So, the children were thrilled and brought it into the classroom. We put it in the empty water table container. Before we left for home, I asked the children to predict, “What do you think is going to happen to the ice fish?” Here are some of their responses after a brief discussion:

  • It will melt in spring.
  • It will melt in one hundred days.
  • It will melt if we put it in the refrigerator.
  • It will melt by tomorrow.

The next morning when I entered the classroom, my teaching partner asked me if I had looked at the ice fish. I hadn’t, and figured I already knew what to expect, a container of water. When I looked, I was surprised to not only find the water from the melted ice fish, but an imprint. This was a surprise for me, something I couldn’t have planned for. We were excited to share the finding with the children when they arrived.






The children were excited to see the shape of the fish made from the sediment in the ice. They instantly realized that it was left from when the ice fish melted. That day, the children observed the dirt and some made drawings. As a group, we discussed the possibilities and the children decided it was the dirt from the snow that had sunk to the bottom of the container.

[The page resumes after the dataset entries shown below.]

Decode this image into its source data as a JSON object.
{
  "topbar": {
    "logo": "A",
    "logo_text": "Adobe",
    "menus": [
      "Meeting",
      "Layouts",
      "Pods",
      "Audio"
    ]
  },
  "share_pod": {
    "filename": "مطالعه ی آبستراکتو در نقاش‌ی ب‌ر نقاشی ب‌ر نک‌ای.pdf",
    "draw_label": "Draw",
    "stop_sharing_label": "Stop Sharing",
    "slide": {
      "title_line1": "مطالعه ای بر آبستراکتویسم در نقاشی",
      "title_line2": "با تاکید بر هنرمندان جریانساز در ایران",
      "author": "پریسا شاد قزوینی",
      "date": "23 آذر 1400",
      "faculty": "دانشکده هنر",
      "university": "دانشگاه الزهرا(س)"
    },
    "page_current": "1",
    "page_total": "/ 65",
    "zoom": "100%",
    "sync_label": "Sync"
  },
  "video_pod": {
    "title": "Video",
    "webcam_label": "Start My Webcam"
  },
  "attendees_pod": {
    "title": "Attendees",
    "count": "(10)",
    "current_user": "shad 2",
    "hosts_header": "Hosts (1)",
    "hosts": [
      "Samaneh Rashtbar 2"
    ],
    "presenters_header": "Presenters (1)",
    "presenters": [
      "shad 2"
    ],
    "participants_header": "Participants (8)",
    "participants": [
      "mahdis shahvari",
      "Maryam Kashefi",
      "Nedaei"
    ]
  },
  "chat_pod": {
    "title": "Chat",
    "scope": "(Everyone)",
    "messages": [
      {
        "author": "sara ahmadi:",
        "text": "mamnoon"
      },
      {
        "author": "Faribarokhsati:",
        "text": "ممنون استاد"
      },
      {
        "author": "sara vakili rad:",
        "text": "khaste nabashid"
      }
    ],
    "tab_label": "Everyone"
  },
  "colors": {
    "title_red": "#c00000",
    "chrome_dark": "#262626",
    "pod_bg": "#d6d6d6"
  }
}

This inquiry led to more experiments with snow. We talked about the difference between liquids and solids. Through our discussions we wanted to make snow melt faster. The children made suggestions on how to make the snow melt faster and we tried them through various experiments. We set some snow under a lamp in our classroom, and it took all day to melt. We also tried adding cold water and hot water (with adult assistance) to the snow. The students discovered the effects of water and compared these to the conditions outside.
This inquiry has led us to learn more about water…